Candar defines the membership bids of Sweden and Finland as a “historic step.” He states that with Russia’s renewed invasion of Ukraine on February 24, President Vladimir Putin made the gravest military mistake of the 21st century. This mistake, Candar adds, turned the Baltic Sea into a NATO sea. The Russian President also “caused the conception of a new European Security Architecture and revitalized the Euro-Atlantic System.” Candar observes that this, in turn, brought the recalibration of NATO’s mission and role.

“Keeping all this in mind,” He asks, “does Turkey have the strength to prevent such a historic development? Could it prevent this massive development by uttering words like PKK, PYD/YPG, and FETO and emphasizing the threat they pose to its security?”

“Anyone with a sound mind can guess the correct answer to that.” He replies to his rhetorical question.

According to Candar, President Erdogan’s remarks about how Sweden and Finland are not members yet and how their membership is in the hands of the Grand National Assembly of Turkey (GNAT) hold “little to no actual value.” He does not mince words when it comes to Ankara’s supposed veto power over Sweden and Finland, saying “Let us be realistic. You can’t hold NATO, a major Western collective defense system, hostage with a 29-against-1, even a 31-against-1 minority (counting Sweden and Finland).”

Candar states that through the Madrid Summit Declaration, NATO sends the message that the memberships of Sweden and Finland “will not be left to the discretion of a seemingly “dealbreaker” state or leader.” He references to article 18 of the Declaration which states:

Today, we have decided to invite Finland and Sweden to become members of NATO, and agreed to sign the Accession Protocols. The accession of Finland and Sweden will make them safer, NATO stronger, and the Euro-Atlantic area more secure. The security of Finland and Sweden is of direct importance to the Alliance, including during the accession process.

Candar also explains in great detail how the “Trilateral Memorandum” signed between Turkey, Sweden, and Finland is in fact merely of symbolic importance. He refutes Erdogan’s claim that “PYD/YPG and FETO are listed in NATO documents as terrorist organizations.” Candar emphasizes that the Trilateral Document is not actually a “NATO document.” The memorandum was signed by a member state and two non-member states a day before the Madrid Summit. Secretary-General Jens Stoltenberg, who participated in the negotiations that led to the memorandum, did not sign the document.
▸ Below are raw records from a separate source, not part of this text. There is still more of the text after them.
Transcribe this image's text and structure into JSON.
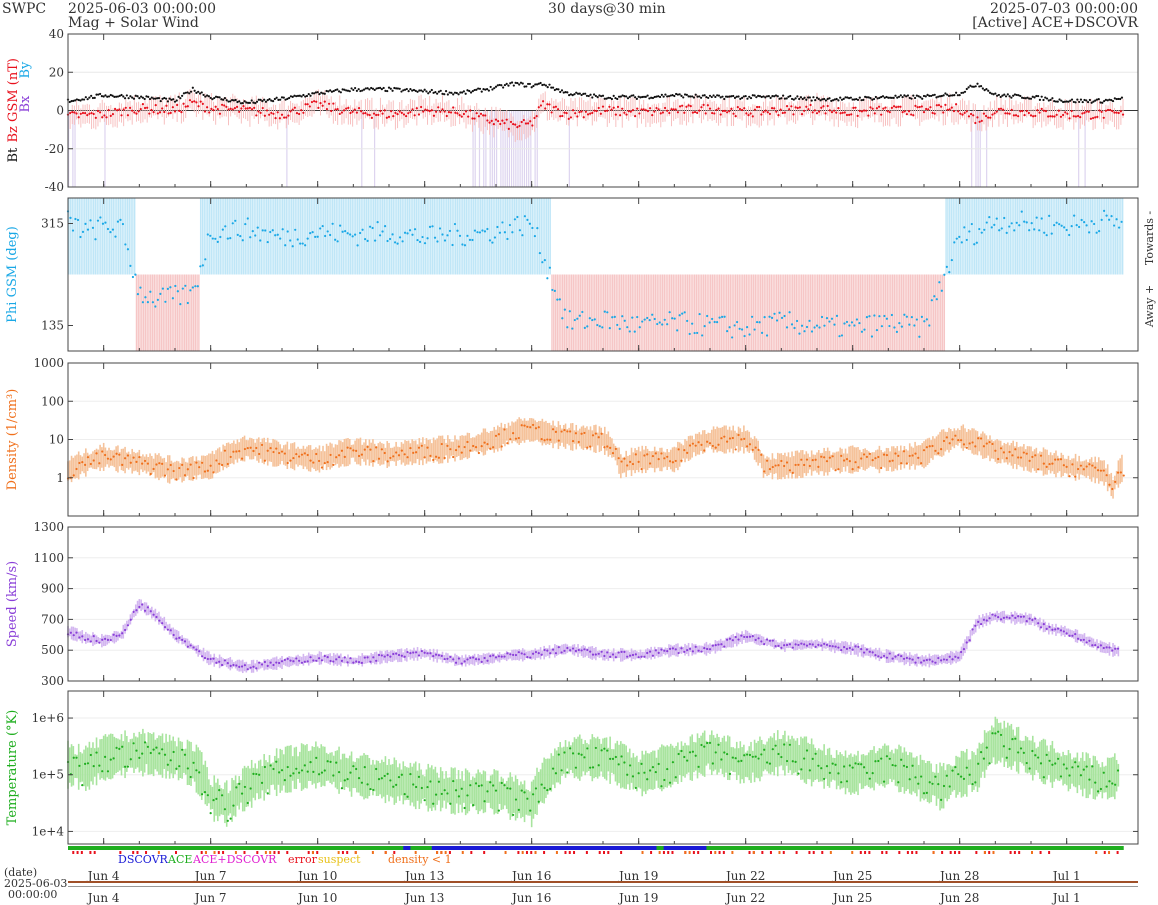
{
  "header": {
    "source": "SWPC",
    "start_time": "2025-06-03 00:00:00",
    "subtitle": "Mag + Solar Wind",
    "span": "30 days@30 min",
    "end_time": "2025-07-03 00:00:00",
    "active_source": "[Active] ACE+DSCOVR"
  },
  "colors": {
    "bt": "#111111",
    "bz": "#e8101c",
    "bx": "#8a3fd8",
    "by": "#1aa8e6",
    "phi": "#1aa8e6",
    "phi_toward_fill": "#bfe6f7",
    "phi_away_fill": "#f6c6c6",
    "density": "#f0701c",
    "density_band": "#f5c29a",
    "speed": "#8a3fd8",
    "speed_band": "#d3b6f0",
    "temperature": "#1fae1f",
    "temperature_band": "#a8e49e",
    "neg_bz_fill": "#ddd4ef",
    "dscovr": "#1a1ad6",
    "ace": "#1fae1f",
    "ace_dscovr": "#e020d0",
    "error": "#e8101c",
    "suspect": "#e8c21a",
    "density_lt1": "#f0701c"
  },
  "chart_data": [
    {
      "type": "scatter",
      "panel": "mag",
      "ylabel_parts": [
        "Bt",
        "Bz GSM (nT)",
        "Bx",
        "By"
      ],
      "ylim": [
        -40,
        40
      ],
      "yticks": [
        "40",
        "20",
        "0",
        "-20",
        "-40"
      ],
      "series": [
        {
          "name": "Bt",
          "x_day": [
            0,
            1,
            2,
            3,
            3.5,
            4,
            5,
            6,
            7,
            8,
            9,
            10,
            11,
            12,
            12.5,
            13,
            13.3,
            14,
            15,
            16,
            17,
            18,
            19,
            20,
            21,
            22,
            23,
            24,
            25,
            25.5,
            26,
            27,
            28,
            29,
            29.5
          ],
          "values": [
            5,
            8,
            7,
            5,
            11,
            7,
            4,
            6,
            9,
            11,
            11,
            10,
            9,
            12,
            14,
            13,
            14,
            9,
            7,
            7,
            8,
            7,
            7,
            7,
            6,
            6,
            7,
            7,
            9,
            14,
            8,
            7,
            5,
            5,
            6
          ]
        },
        {
          "name": "Bz",
          "x_day": [
            0,
            1,
            2,
            3,
            3.5,
            4,
            5,
            6,
            7,
            8,
            9,
            10,
            11,
            12,
            12.5,
            13,
            13.3,
            14,
            15,
            16,
            17,
            18,
            19,
            20,
            21,
            22,
            23,
            24,
            25,
            25.5,
            26,
            27,
            28,
            29,
            29.5
          ],
          "values": [
            -3,
            -2,
            1,
            0,
            4,
            1,
            0,
            -2,
            3,
            -1,
            -2,
            0,
            -1,
            -6,
            -8,
            -7,
            3,
            -2,
            0,
            -1,
            0,
            1,
            -1,
            0,
            1,
            -1,
            0,
            0,
            1,
            -5,
            0,
            -1,
            -2,
            -2,
            -2
          ]
        }
      ]
    },
    {
      "type": "scatter",
      "panel": "phi",
      "ylabel": "Phi GSM (deg)",
      "ylim": [
        90,
        360
      ],
      "yticks": [
        "315",
        "135"
      ],
      "right_labels": [
        "Towards -",
        "Away +"
      ],
      "x_day": [
        0,
        0.5,
        1,
        1.5,
        2,
        2.5,
        3,
        3.5,
        4,
        5,
        6,
        7,
        8,
        9,
        10,
        11,
        12,
        12.5,
        13,
        14,
        15,
        16,
        17,
        18,
        19,
        20,
        21,
        22,
        23,
        24,
        25,
        25.5,
        26,
        27,
        28,
        29,
        29.5
      ],
      "values": [
        320,
        300,
        310,
        305,
        195,
        180,
        185,
        190,
        300,
        305,
        290,
        300,
        295,
        300,
        290,
        295,
        300,
        310,
        315,
        140,
        145,
        135,
        140,
        135,
        130,
        140,
        135,
        130,
        140,
        130,
        290,
        300,
        320,
        315,
        310,
        320,
        315
      ]
    },
    {
      "type": "area",
      "panel": "density",
      "ylabel": "Density (1/cm³)",
      "yscale": "log",
      "ylim": [
        0.1,
        1000
      ],
      "yticks": [
        "1000",
        "100",
        "10",
        "1"
      ],
      "x_day": [
        0,
        0.5,
        1,
        2,
        3,
        4,
        5,
        6,
        7,
        8,
        9,
        10,
        11,
        12,
        12.5,
        13,
        13.5,
        14,
        15,
        15.5,
        16,
        17,
        18,
        19,
        19.5,
        20,
        21,
        22,
        23,
        24,
        25,
        25.5,
        26,
        27,
        28,
        29,
        29.3,
        29.6
      ],
      "values": [
        1.5,
        2.5,
        3.5,
        2.5,
        1.5,
        2,
        6,
        4,
        3,
        5,
        4,
        5,
        6,
        10,
        16,
        18,
        14,
        12,
        10,
        2,
        3,
        3,
        10,
        10,
        2,
        2,
        2.5,
        3,
        3,
        4,
        12,
        8,
        5,
        3,
        2,
        1.5,
        0.5,
        2
      ]
    },
    {
      "type": "area",
      "panel": "speed",
      "ylabel": "Speed (km/s)",
      "ylim": [
        300,
        1300
      ],
      "yticks": [
        "1300",
        "1100",
        "900",
        "700",
        "500",
        "300"
      ],
      "x_day": [
        0,
        0.5,
        1,
        1.5,
        2,
        2.5,
        3,
        3.5,
        4,
        5,
        6,
        7,
        8,
        9,
        10,
        11,
        12,
        12.5,
        13,
        14,
        15,
        16,
        17,
        18,
        19,
        20,
        21,
        22,
        23,
        24,
        24.5,
        25,
        25.5,
        26,
        27,
        27.5,
        28,
        29,
        29.5
      ],
      "values": [
        620,
        580,
        560,
        600,
        800,
        720,
        600,
        520,
        440,
        390,
        420,
        450,
        430,
        460,
        480,
        430,
        450,
        470,
        470,
        510,
        470,
        470,
        500,
        510,
        590,
        530,
        540,
        510,
        460,
        430,
        440,
        460,
        680,
        720,
        700,
        640,
        620,
        520,
        490
      ]
    },
    {
      "type": "area",
      "panel": "temperature",
      "ylabel": "Temperature (°K)",
      "yscale": "log",
      "ylim": [
        6000,
        3000000
      ],
      "yticks": [
        "1e+6",
        "1e+5",
        "1e+4"
      ],
      "x_day": [
        0,
        0.5,
        1,
        2,
        3,
        3.5,
        4,
        4.5,
        5,
        6,
        7,
        8,
        9,
        10,
        11,
        12,
        12.5,
        13,
        13.5,
        14,
        15,
        16,
        17,
        18,
        19,
        20,
        21,
        22,
        23,
        24,
        24.5,
        25,
        25.5,
        26,
        27,
        28,
        29,
        29.5
      ],
      "values": [
        150000,
        130000,
        200000,
        250000,
        200000,
        150000,
        40000,
        30000,
        60000,
        120000,
        150000,
        100000,
        80000,
        60000,
        50000,
        50000,
        40000,
        30000,
        100000,
        200000,
        200000,
        100000,
        150000,
        250000,
        150000,
        250000,
        150000,
        100000,
        150000,
        80000,
        60000,
        100000,
        120000,
        400000,
        200000,
        120000,
        80000,
        100000
      ]
    }
  ],
  "x_axis": {
    "tick_labels": [
      "Jun 4",
      "Jun 7",
      "Jun 10",
      "Jun 13",
      "Jun 16",
      "Jun 19",
      "Jun 22",
      "Jun 25",
      "Jun 28",
      "Jul 1"
    ],
    "tick_days": [
      1,
      4,
      7,
      10,
      13,
      16,
      19,
      22,
      25,
      28
    ],
    "range_days": [
      0,
      30
    ]
  },
  "source_bar": {
    "legend": [
      "DSCOVR",
      "ACE",
      "ACE+DSCOVR",
      "error",
      "suspect",
      "density < 1"
    ],
    "dscovr_segments_day": [
      [
        9.4,
        9.6
      ],
      [
        10.2,
        16.5
      ],
      [
        16.7,
        17.9
      ]
    ]
  },
  "footer": {
    "date_label": "(date)",
    "date_value": "2025-06-03",
    "time_value": "00:00:00"
  }
}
Candar says:

This can only be seen as a reference with diplomatically vague phrases like “legitimate security concerns” and “…properly addressed.” It should be considered as a compulsory payment for Turkey’s removal of its veto barring Sweden and Finland’s accession to NATO. Almost like a “you must lose a fly to catch a trout” kind of situation.

He also reminds that the Trilateral Memorandum does not classify PYD/YPG or the Gulenists as terrorists. This description is solely reserved for PKK in the document.

No Extraditions from Sweden to Turkey

Candar also touches on the contentious issue of extraditions from Sweden and Turkey. He reminds that in Sweden only the judiciary has the right to decide on extraditions. This, he claims, renders any possible promises made by the Swedish government obsolete. Candar also states that both the Swedish law and the “European Council Convention on Extradition” prevents the extradition of individuals on military or political charges. So, for someone from Sweden to be extradited to Turkey, their actions must be considered a crime in both Turkey and Sweden. In the event of an individual being a Swedish citizen, extradition is not possible at all.

Having stated all these facts, Candar surmises that “neither the speculated 33 people nor the 73 individuals abruptly announced by Erdogan will not be extradited to Turkey.”

The columnist concludes his piece by making a critical observation. “We’re missing the most vital point of it all,” he says, “Turkey has failed to choose to act as a western country at a crucial and historic turning point.”